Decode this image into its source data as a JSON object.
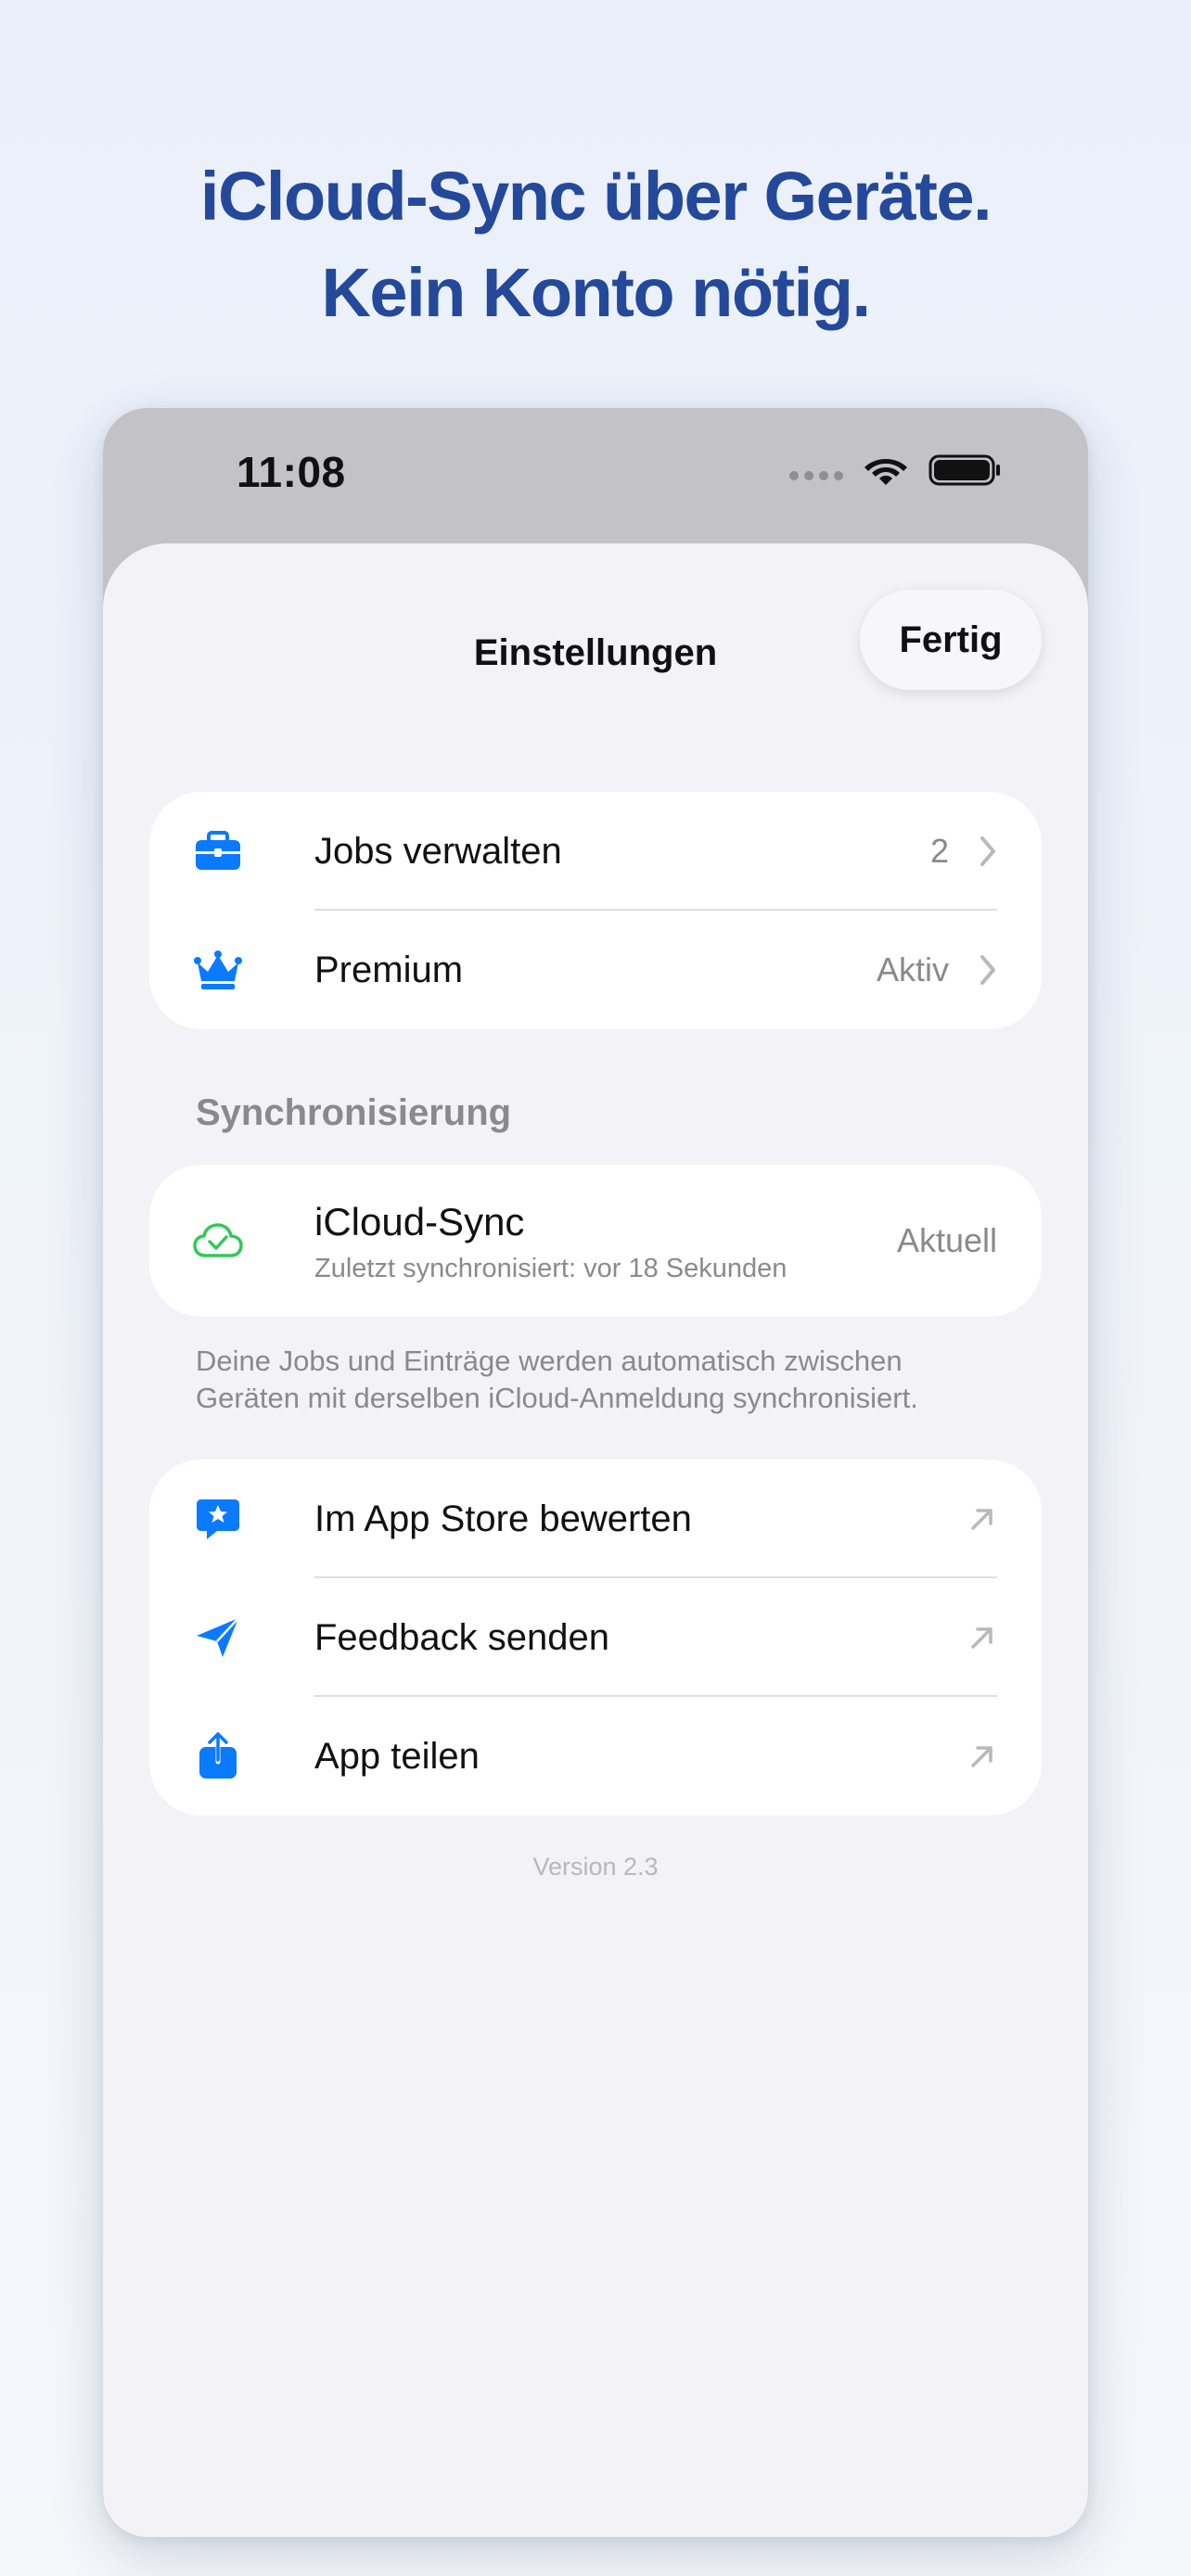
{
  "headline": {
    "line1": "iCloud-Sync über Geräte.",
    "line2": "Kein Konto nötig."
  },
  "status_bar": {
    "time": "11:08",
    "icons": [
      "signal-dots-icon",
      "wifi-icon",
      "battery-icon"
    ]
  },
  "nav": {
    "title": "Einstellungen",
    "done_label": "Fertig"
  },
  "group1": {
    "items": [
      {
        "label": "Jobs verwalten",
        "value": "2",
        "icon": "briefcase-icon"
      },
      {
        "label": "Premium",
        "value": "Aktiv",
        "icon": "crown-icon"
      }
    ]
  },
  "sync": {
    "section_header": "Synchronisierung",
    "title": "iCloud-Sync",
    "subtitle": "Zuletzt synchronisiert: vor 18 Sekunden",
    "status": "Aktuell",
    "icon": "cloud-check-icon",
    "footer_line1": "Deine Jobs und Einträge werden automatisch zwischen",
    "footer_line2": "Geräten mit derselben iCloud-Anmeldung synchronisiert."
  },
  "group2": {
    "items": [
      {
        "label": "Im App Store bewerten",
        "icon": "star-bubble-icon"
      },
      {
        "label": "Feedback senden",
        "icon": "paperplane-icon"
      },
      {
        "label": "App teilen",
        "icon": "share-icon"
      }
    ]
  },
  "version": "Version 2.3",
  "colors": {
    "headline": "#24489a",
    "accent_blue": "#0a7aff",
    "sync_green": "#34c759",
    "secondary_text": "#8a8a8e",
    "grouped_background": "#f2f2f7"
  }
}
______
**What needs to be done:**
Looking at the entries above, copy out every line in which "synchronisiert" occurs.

**Expected output:**
    "subtitle": "Zuletzt synchronisiert: vor 18 Sekunden",
    "footer_line2": "Geräten mit derselben iCloud-Anmeldung synchronisiert."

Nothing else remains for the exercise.